Greenspon wants more time, but clock is ticking

A lot has happened since Cat Greenspon was elected to her first term as president of the Hinsdale High School District 86 Board just one year ago.

Superintendent Tammy Prentiss was put on paid administrative leave. An interim superintendent resigned after working only 59 days in the district. Two board members resigned — one less than sixth months after she was elected. The assistant superintendent of human resources, the communications director and the Hinsdale South principal all resigned.

The board has been the subject of an Open Meetings Act complaint and a request for review. The board has lifted the pause on social studies curriculum work but can’t agree on any substantive changes to said curriculum. And the board’s discussion of staffing over recent meetings has been a disaster, resulting in more than one override of administrative recommendations.

Why this review of the past year?

On Monday, four days after 100 some teachers showed up demanding the board elect a new president, the board voted 6-0 (Terri Walker was absent) to give Greenspon another term.

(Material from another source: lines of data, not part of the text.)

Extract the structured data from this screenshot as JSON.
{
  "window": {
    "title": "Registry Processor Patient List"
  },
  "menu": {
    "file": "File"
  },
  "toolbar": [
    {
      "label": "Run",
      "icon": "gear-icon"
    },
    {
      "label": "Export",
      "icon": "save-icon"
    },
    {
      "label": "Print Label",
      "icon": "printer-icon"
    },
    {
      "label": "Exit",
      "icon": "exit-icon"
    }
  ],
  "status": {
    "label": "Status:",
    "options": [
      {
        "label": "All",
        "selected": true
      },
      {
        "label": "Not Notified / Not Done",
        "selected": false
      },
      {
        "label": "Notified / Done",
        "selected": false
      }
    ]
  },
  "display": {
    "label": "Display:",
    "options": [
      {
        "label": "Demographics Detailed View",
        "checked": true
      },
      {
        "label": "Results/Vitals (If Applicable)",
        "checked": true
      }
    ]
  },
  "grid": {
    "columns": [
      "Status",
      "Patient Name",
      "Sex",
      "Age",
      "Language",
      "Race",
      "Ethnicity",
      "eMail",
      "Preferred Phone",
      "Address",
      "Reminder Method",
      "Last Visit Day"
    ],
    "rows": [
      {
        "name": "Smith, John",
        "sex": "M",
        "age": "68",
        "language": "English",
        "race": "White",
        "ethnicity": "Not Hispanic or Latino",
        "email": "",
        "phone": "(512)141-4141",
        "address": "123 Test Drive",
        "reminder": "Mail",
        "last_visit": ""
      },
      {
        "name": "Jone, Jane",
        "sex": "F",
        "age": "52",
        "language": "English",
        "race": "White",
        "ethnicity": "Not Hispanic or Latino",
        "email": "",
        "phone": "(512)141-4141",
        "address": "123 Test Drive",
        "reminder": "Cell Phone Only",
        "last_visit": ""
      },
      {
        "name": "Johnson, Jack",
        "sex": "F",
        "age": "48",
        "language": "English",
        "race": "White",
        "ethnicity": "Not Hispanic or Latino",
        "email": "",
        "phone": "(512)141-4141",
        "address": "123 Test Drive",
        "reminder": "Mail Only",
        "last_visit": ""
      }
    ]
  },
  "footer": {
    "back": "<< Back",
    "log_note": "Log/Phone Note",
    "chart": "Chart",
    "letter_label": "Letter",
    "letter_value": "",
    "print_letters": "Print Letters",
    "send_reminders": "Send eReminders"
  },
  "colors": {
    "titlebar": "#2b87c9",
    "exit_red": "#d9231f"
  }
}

We are not surprised, based on the way board members jumped to Greenspon’s defense following a speaker’s criticism at a recent meeting. We certainly hope her second try will be better than her first.

One thing that should work in her favor is the full-time presence of incoming Superintendent Michael Lach, whom the board hired in January and whom will start July 1. As current colleague of former D86 Superintendent Bruce Law and a man not bereft of observation skills, we imagine he knows what he is getting into. If the board, led by Greenspon as president, is willing to let him do his job, we believe — in time — he will be able to right the ship.

What do we mean by letting him do his job? We’ll spell it out so there is no confusion.

Greenspon as president must set the example so:

1. Board members listen to administrative recommendations.

That doesn’t mean they shouldn’t ask questions or that they have to agree with everything. But rationales like “That just doesn’t sound right to me” or “I’m not comfortable doing it that way” are not good reasons for voting no.

2. Board members respect administrators.

It’s hard to believe we have to say this, but board members cannot treat administrators like they are children. Greenspon can be the most condescending of all. If she can’t figure out how to talk to other adults like adults, perhaps the board should invest in a communication coach for her. Otherwise more administrators will be headed out the door.

3. Board members stop doing everything people ask of them.

Band parents complain about the lack of early bird PE next year, and now there will be early bird PE next year. Three students want to take honors biology at South next year, and now there will be an honors biology class at South next year. The list goes on.

The board’s responsibility is to set policy and direction for the superintendent and maintain fiduciary responsibility for the entire district, not to meet every single need of every single student. Nor is it to make the people who call or email them happy while extolling the value of serving students.

Greenspon has said repeatedly that board members are doing their best to work better together and has asked the community to give them more time. It’s been a year. The time to start acting like a functioning board is now.